Bless Me, Ultima
Take a story's temperature by studying its tone. Is it hopeful? Cynical? Snarky? Playful?
Have you ever been faced with two choices? It could be anything: Which guy should I ask to the dance? Do I want cheese or pepperoni? Instead of just going with your gut, do you ever take some time to sit there and weigh your options? Probably not often enough. But that's what Antonio does almost all of the time when faced with a decision or a question with more than one possible answer.
Thought drives Antonio. There are moments when he takes action, but at the end of the day, it's all about mulling questions over and thinking through the various possible answers to those questions. That's what moves Antonio and the novel as a whole forward.
One of the first questions Antonio poses comes when he asks his mother, "'Was Ultima at my birth?'" (1.271). Sure, this might be a simple yes or no question on the surface, but Antonio is really asking about his destiny (or his "density" for all you George McFly fans out there). In his dream, Antonio has seen his mother's family and his father's family arguing over his future, and he has seen that the woman who delivered him (yes, it turns out to be Ultima) might be the only one who knows what lies ahead for him.

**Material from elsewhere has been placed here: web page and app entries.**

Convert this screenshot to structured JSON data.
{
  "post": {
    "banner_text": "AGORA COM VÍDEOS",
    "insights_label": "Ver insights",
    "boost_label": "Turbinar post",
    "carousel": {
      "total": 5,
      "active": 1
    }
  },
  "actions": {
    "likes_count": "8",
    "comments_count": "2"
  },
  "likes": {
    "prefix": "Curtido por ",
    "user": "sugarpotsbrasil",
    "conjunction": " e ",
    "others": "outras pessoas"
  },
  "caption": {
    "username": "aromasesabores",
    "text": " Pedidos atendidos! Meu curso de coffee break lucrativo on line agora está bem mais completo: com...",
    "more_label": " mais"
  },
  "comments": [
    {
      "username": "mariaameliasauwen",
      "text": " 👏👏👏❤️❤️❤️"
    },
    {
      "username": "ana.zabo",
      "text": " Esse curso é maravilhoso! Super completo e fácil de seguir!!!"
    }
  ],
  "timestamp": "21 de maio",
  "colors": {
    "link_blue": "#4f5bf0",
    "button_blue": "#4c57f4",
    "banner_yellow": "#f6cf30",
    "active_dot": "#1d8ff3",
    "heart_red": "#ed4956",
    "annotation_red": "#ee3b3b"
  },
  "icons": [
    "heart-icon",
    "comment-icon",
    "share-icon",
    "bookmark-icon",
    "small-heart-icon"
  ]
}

Questions about his future and the powers leading him along his path practically plague Antonio throughout the novel. This idea that questions and thoughts about the nature of the world drive Antonio is demonstrated quite literally in the Catechism scene, where we get to see the priest ask some big time questions to Antonio and his classmates. Questions like, "Why did God make you?" (17.354).
But, these kids' answers to these questions amount to no more than rehearsed responses. While most of the other kids might be okay with that, our boy Antonio needs more (as if you didn't see that coming). He has to think about what all of the possible answers to the question are and whether or not the question even has real meaning. Sheesh. Ah, but such is the life of a kid obsessed with thinking in a novel with a thoughtful tone.